A married couple (Cameron Diaz and Jason Segel) try to keep their homemade sex tape from getting downloaded all over the country. The film costars Rob Lowe, whose videotaped indiscretion back in the 1980s poured the mold for the celebrity sex-tape scandals to come.
The scientists meant well when they tried to stop global warming, but their experiment wound up freezing everyone on the planet to death. Everyone, that is, except the folks on Snowpiercer , a round-the-world train powered by a perpetual-motion engine. In this cautionary tale from acclaimed Korean director Joon-ho Bong ( The Host), Tilda Swinton is the Margaret Thatcher-esque strongwoman who keeps the privileged few in the locomotive and the rabble in the caboose.
Melissa McCarthy must have realized she can't base an entire name-above-the-title career on the loudmouth-lout character that earned her an Oscar nomination for Bridesmaids. So it's a relief to see her soften up considerably in this appealing comedy: She plays an impulsive, aimless woman who, fired from her job and betrayed by her husband, takes off on a road trip with her vulgar, alcoholic grandma - acted with exquisite comic timing by Susan Sarandon. They play off each other beautifully: While McCarthy adopts some of Sarandon's subtlety, Sarandon channels a bit of McCarthy's manic unpredictability. FULL REVIEW

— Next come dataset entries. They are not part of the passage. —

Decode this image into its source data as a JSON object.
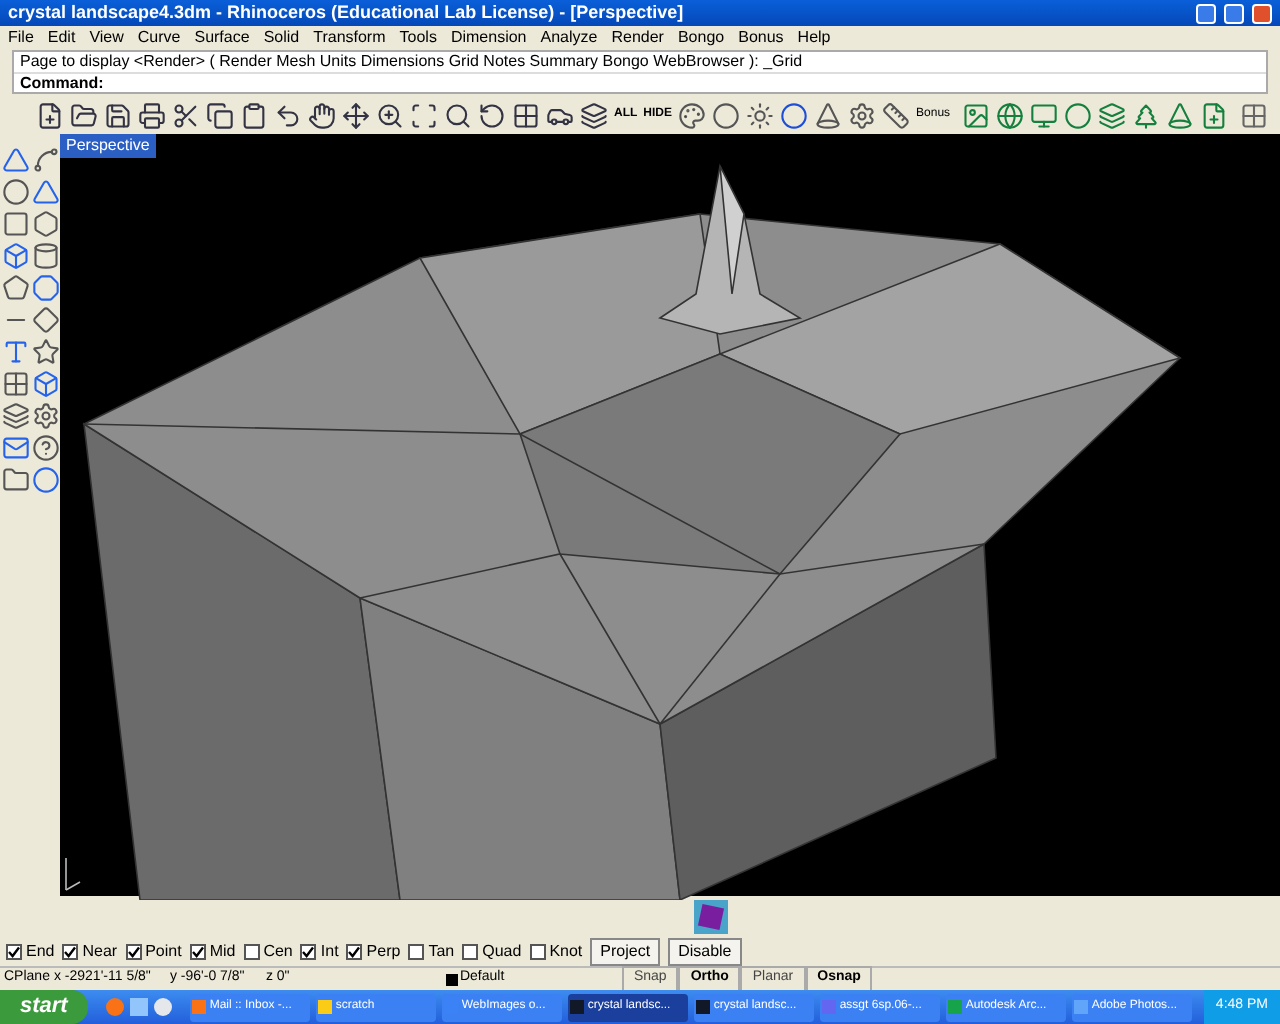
{
  "window": {
    "title": "crystal landscape4.3dm - Rhinoceros (Educational Lab License) - [Perspective]"
  },
  "menu": [
    "File",
    "Edit",
    "View",
    "Curve",
    "Surface",
    "Solid",
    "Transform",
    "Tools",
    "Dimension",
    "Analyze",
    "Render",
    "Bongo",
    "Bonus",
    "Help"
  ],
  "command_history": "Page to display <Render> ( Render Mesh Units Dimensions Grid Notes Summary Bongo WebBrowser ): _Grid",
  "command": {
    "label": "Command:"
  },
  "toolbar_text_buttons": [
    "ALL",
    "HIDE",
    "Bonus"
  ],
  "viewport": {
    "title": "Perspective"
  },
  "osnaps": [
    {
      "label": "End",
      "checked": true
    },
    {
      "label": "Near",
      "checked": true
    },
    {
      "label": "Point",
      "checked": true
    },
    {
      "label": "Mid",
      "checked": true
    },
    {
      "label": "Cen",
      "checked": false
    },
    {
      "label": "Int",
      "checked": true
    },
    {
      "label": "Perp",
      "checked": true
    },
    {
      "label": "Tan",
      "checked": false
    },
    {
      "label": "Quad",
      "checked": false
    },
    {
      "label": "Knot",
      "checked": false
    }
  ],
  "osnap_buttons": [
    "Project",
    "Disable"
  ],
  "status_bar": {
    "cplane": "CPlane",
    "x": "x -2921'-11 5/8\"",
    "y": "y -96'-0 7/8\"",
    "z": "z 0\"",
    "layer": "Default",
    "panes": [
      {
        "label": "Snap",
        "on": false
      },
      {
        "label": "Ortho",
        "on": true
      },
      {
        "label": "Planar",
        "on": false
      },
      {
        "label": "Osnap",
        "on": true
      }
    ]
  },
  "taskbar": {
    "start": "start",
    "tasks": [
      {
        "label": "Mail :: Inbox -...",
        "selected": false
      },
      {
        "label": "scratch",
        "selected": false
      },
      {
        "label": "WebImages o...",
        "selected": false
      },
      {
        "label": "crystal landsc...",
        "selected": true
      },
      {
        "label": "crystal landsc...",
        "selected": false
      },
      {
        "label": "assgt 6sp.06-...",
        "selected": false
      },
      {
        "label": "Autodesk Arc...",
        "selected": false
      },
      {
        "label": "Adobe Photos...",
        "selected": false
      }
    ],
    "clock": "4:48 PM"
  }
}
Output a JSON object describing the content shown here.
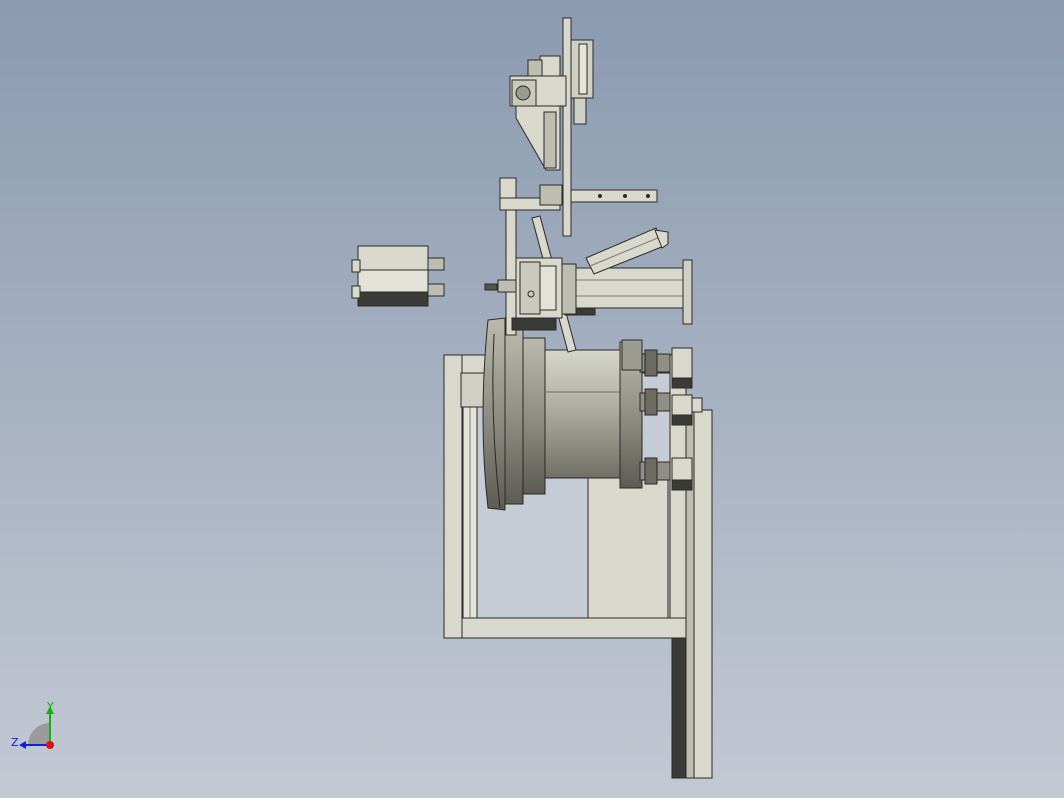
{
  "viewport": {
    "background_top": "#8a9ab0",
    "background_bottom": "#c3c9d3"
  },
  "model": {
    "part_fill": "#d8d8cc",
    "part_stroke": "#2a2a26",
    "dark_fill": "#3a3a36",
    "drum_shade": "#9c9c92"
  },
  "triad": {
    "x_label": "",
    "y_label": "Y",
    "z_label": "Z",
    "x_color": "#e01010",
    "y_color": "#10b010",
    "z_color": "#1020e0"
  }
}
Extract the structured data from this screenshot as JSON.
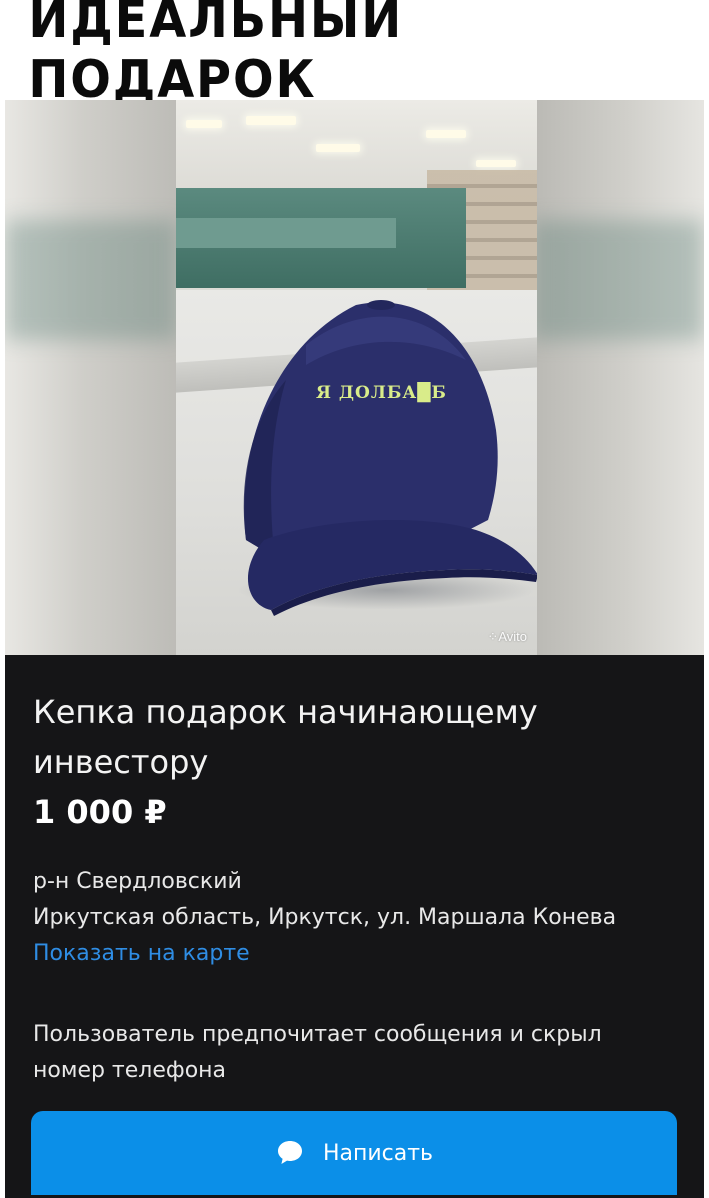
{
  "meme": {
    "caption": "ИДЕАЛЬНЫЙ ПОДАРОК"
  },
  "photo": {
    "cap_text": "Я ДОЛБА█Б",
    "watermark": "Avito",
    "colors": {
      "cap": "#2b2f6b",
      "cap_text": "#d9ec8a"
    }
  },
  "listing": {
    "title": "Кепка подарок начинающему инвестору",
    "price": "1 000 ₽",
    "district": "р-н Свердловский",
    "address": "Иркутская область, Иркутск, ул. Маршала Конева",
    "map_link": "Показать на карте",
    "contact_note": "Пользователь предпочитает сообщения и скрыл номер телефона",
    "write_button": {
      "label": "Написать",
      "icon": "chat-bubble-icon"
    },
    "colors": {
      "background": "#151517",
      "link": "#2f8de4",
      "button": "#0b8fe8"
    }
  }
}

Transformers: Age of Extinction
Mark Wahlberg, Stanley Tucci and Kelsey Grammer lend grownup presence to the latest toy-inspired Michael Bay heavy-metal fest, but when it comes to this series, there's nothing more than meets the eye.

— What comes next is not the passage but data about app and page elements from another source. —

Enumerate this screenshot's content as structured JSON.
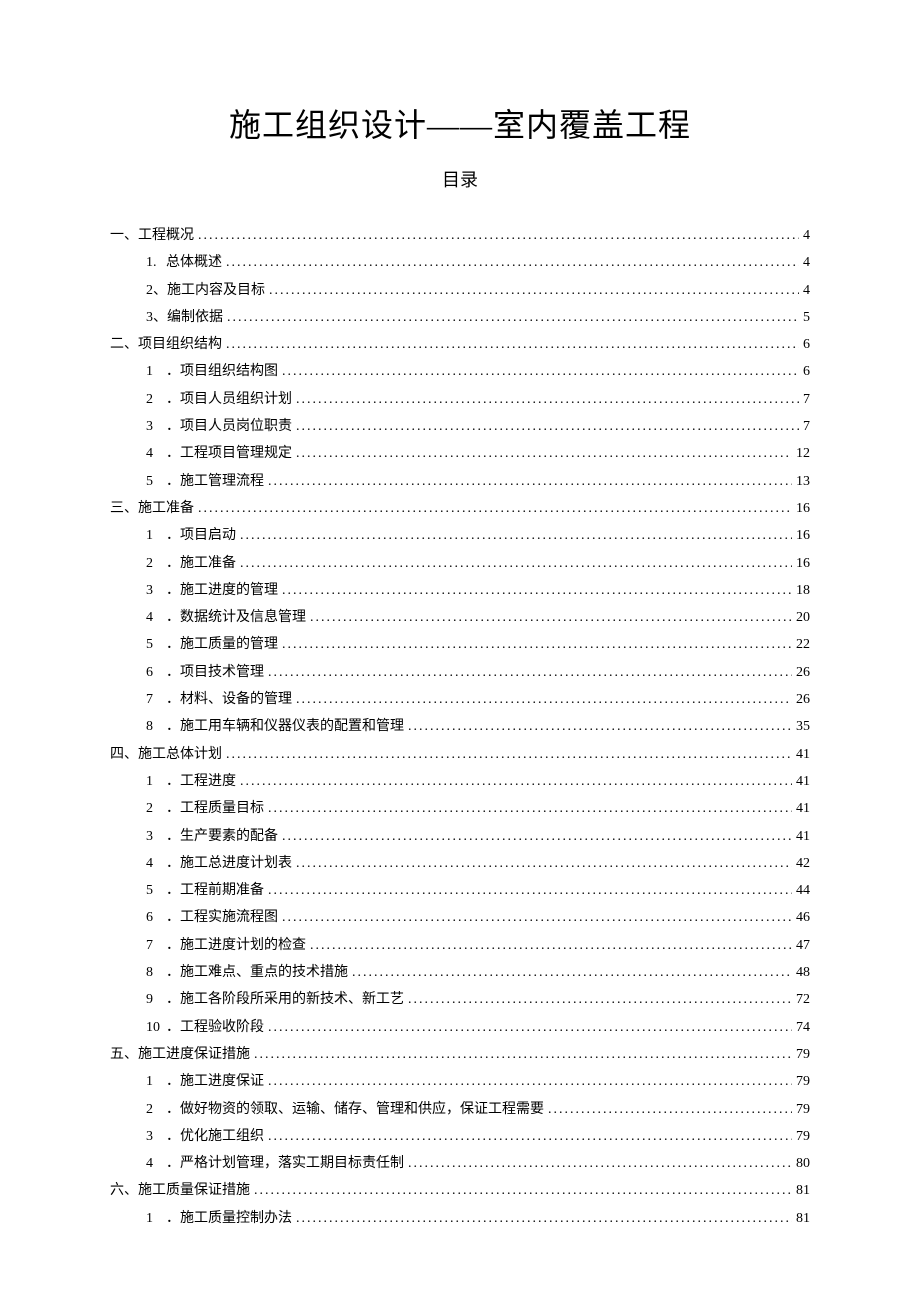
{
  "title": "施工组织设计——室内覆盖工程",
  "subtitle": "目录",
  "toc": [
    {
      "level": 1,
      "num": "一、",
      "label": "工程概况",
      "page": "4"
    },
    {
      "level": 2,
      "num": "1.",
      "label": "总体概述",
      "page": "4"
    },
    {
      "level": 2,
      "num": "2、",
      "label": "施工内容及目标",
      "page": "4"
    },
    {
      "level": 2,
      "num": "3、",
      "label": "编制依据",
      "page": "5"
    },
    {
      "level": 1,
      "num": "二、",
      "label": "项目组织结构",
      "page": "6"
    },
    {
      "level": 2,
      "num": "1",
      "label": "．项目组织结构图",
      "page": "6"
    },
    {
      "level": 2,
      "num": "2",
      "label": "．项目人员组织计划",
      "page": "7"
    },
    {
      "level": 2,
      "num": "3",
      "label": "．项目人员岗位职责",
      "page": "7"
    },
    {
      "level": 2,
      "num": "4",
      "label": "．工程项目管理规定",
      "page": "12"
    },
    {
      "level": 2,
      "num": "5",
      "label": "．施工管理流程",
      "page": "13"
    },
    {
      "level": 1,
      "num": "三、",
      "label": "施工准备",
      "page": "16"
    },
    {
      "level": 2,
      "num": "1",
      "label": "．项目启动",
      "page": "16"
    },
    {
      "level": 2,
      "num": "2",
      "label": "．施工准备",
      "page": "16"
    },
    {
      "level": 2,
      "num": "3",
      "label": "．施工进度的管理",
      "page": "18"
    },
    {
      "level": 2,
      "num": "4",
      "label": "．数据统计及信息管理",
      "page": "20"
    },
    {
      "level": 2,
      "num": "5",
      "label": "．施工质量的管理",
      "page": "22"
    },
    {
      "level": 2,
      "num": "6",
      "label": "．项目技术管理",
      "page": "26"
    },
    {
      "level": 2,
      "num": "7",
      "label": "．材料、设备的管理",
      "page": "26"
    },
    {
      "level": 2,
      "num": "8",
      "label": "．施工用车辆和仪器仪表的配置和管理",
      "page": "35"
    },
    {
      "level": 1,
      "num": "四、",
      "label": "施工总体计划",
      "page": "41"
    },
    {
      "level": 2,
      "num": "1",
      "label": "．工程进度",
      "page": "41"
    },
    {
      "level": 2,
      "num": "2",
      "label": "．工程质量目标",
      "page": "41"
    },
    {
      "level": 2,
      "num": "3",
      "label": "．生产要素的配备",
      "page": "41"
    },
    {
      "level": 2,
      "num": "4",
      "label": "．施工总进度计划表",
      "page": "42"
    },
    {
      "level": 2,
      "num": "5",
      "label": "．工程前期准备",
      "page": "44"
    },
    {
      "level": 2,
      "num": "6",
      "label": "．工程实施流程图",
      "page": "46"
    },
    {
      "level": 2,
      "num": "7",
      "label": "．施工进度计划的检查",
      "page": "47"
    },
    {
      "level": 2,
      "num": "8",
      "label": "．施工难点、重点的技术措施",
      "page": "48"
    },
    {
      "level": 2,
      "num": "9",
      "label": "．施工各阶段所采用的新技术、新工艺",
      "page": "72"
    },
    {
      "level": 2,
      "num": "10",
      "label": "．工程验收阶段",
      "page": "74"
    },
    {
      "level": 1,
      "num": "五、",
      "label": "施工进度保证措施",
      "page": "79"
    },
    {
      "level": 2,
      "num": "1",
      "label": "．施工进度保证",
      "page": "79"
    },
    {
      "level": 2,
      "num": "2",
      "label": "．做好物资的领取、运输、储存、管理和供应，保证工程需要",
      "page": "79"
    },
    {
      "level": 2,
      "num": "3",
      "label": "．优化施工组织",
      "page": "79"
    },
    {
      "level": 2,
      "num": "4",
      "label": "．严格计划管理，落实工期目标责任制",
      "page": "80"
    },
    {
      "level": 1,
      "num": "六、",
      "label": "施工质量保证措施",
      "page": "81"
    },
    {
      "level": 2,
      "num": "1",
      "label": "．施工质量控制办法",
      "page": "81"
    }
  ]
}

Wish I Was Here
Zach Braff (Scrubs, Garden State ) stars as a 35-year-old father who decides to home-school his two children and ends up learning a lot about himself. Kate Hudson is his loving wife, Mandy Patinkin his ailing dad. Look for a brief appearance by the wonderful James Avery (Fresh Prince of Bel Air) in his final film role; he died December 31, 2013.

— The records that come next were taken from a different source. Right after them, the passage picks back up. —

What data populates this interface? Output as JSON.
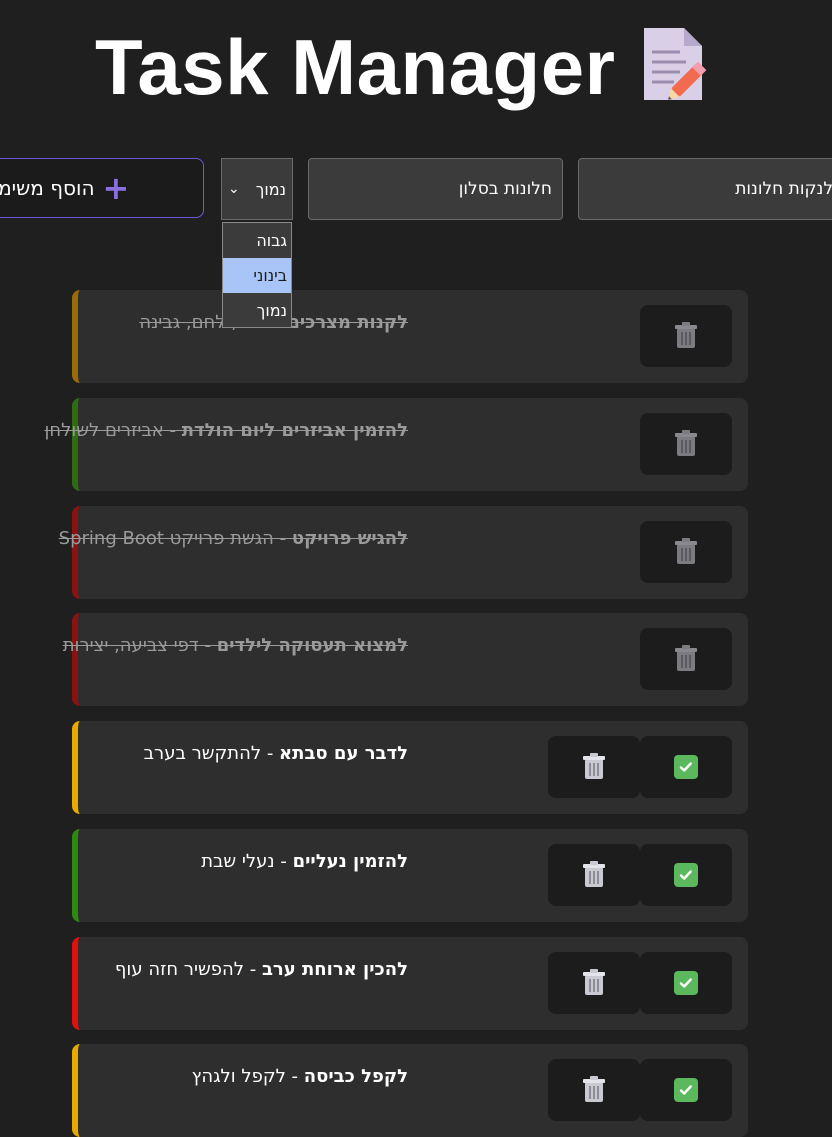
{
  "app": {
    "title": "Task Manager",
    "title_icon": "memo-icon"
  },
  "form": {
    "title_value": "לנקות חלונות",
    "description_value": "חלונות בסלון",
    "priority_selected": "נמוך",
    "priority_options": [
      "גבוה",
      "בינוני",
      "נמוך"
    ],
    "priority_highlighted": "בינוני",
    "add_label": "הוסף משימה",
    "add_icon": "plus-icon"
  },
  "tasks": [
    {
      "title": "לקנות מצרכים",
      "description": "חלב, לחם, גבינה",
      "priority_color": "#9a6b0a",
      "completed": true
    },
    {
      "title": "להזמין אביזרים ליום הולדת",
      "description": "אביזרים לשולחן",
      "priority_color": "#2e6b12",
      "completed": true
    },
    {
      "title": "להגיש פרויקט",
      "description": "הגשת פרויקט Spring Boot",
      "priority_color": "#8c1111",
      "completed": true
    },
    {
      "title": "למצוא תעסוקה לילדים",
      "description": "דפי צביעה, יצירות",
      "priority_color": "#8c1111",
      "completed": true
    },
    {
      "title": "לדבר עם סבתא",
      "description": "להתקשר בערב",
      "priority_color": "#e8a900",
      "completed": false
    },
    {
      "title": "להזמין נעליים",
      "description": "נעלי שבת",
      "priority_color": "#2e8a0f",
      "completed": false
    },
    {
      "title": "להכין ארוחת ערב",
      "description": "להפשיר חזה עוף",
      "priority_color": "#e01010",
      "completed": false
    },
    {
      "title": "לקפל כביסה",
      "description": "לקפל ולגהץ",
      "priority_color": "#e8a900",
      "completed": false
    }
  ],
  "icons": {
    "delete": "trash-icon",
    "complete": "check-icon"
  }
}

X-Men: Days of Future Past
You needn't be obsessed with the X-Men mythology to be utterly caught up in this spectacular new adventure about Marvel's ultimate crime-fighting tag team. Set partly in the future and partly in the past, it's the story of how a government program to eliminate the X-Men "mutants" goes horribly awry. The team sends Wolverine (Hugh Jackman) back in time to enlist younger versions of the group to head off the carnage before it starts.
New on DVD, Blu-Ray and Video On Demand:
Phantom of the Paradise (1974)
If you still keep a Roxy Music t shirt in your closet, this first-time-on-Blu-ray edition of the ultimate glam rock spectacle will make your year. Paul Williams (who also wrote the Oscar-nominated songs) stars as a crooked music promoter who steals the songs that a disfigured composer (William Finlay) wrote for a beautiful singer (Jessica Harper). A young Brian De Palma directed, so you know there'll be lots of split-screen!
The Naked City
There were 8 million stories in the Naked City, and from 1958 to 1963 this gritty, black-and-white cop show brought them to TV with unprecedented authenticity. It's fashionable to celebrate the post- Hill Street Blues era as the golden age of cop shows, but these 130-plus episodes, on DVD for the first time, prove that life did not begin with Frank Furillo & company.
The Best of The Equalizer
For the first of its four seasons, there was no TV action series more visceral than The Equalizer, which starred Golden Globe winner Edward Woodward (Breaker Morant) as Robert McCall, a retired CIA agent who used his skills to help strangers threatened by the evil and powerful. Later seasons tried to soften McCall a bit, giving him a family and a backstory. That robbed the man of his mystery, but Woodward always delivered an effectively understated performance. Catch the original before the new Denzel Washington reboot opens next month.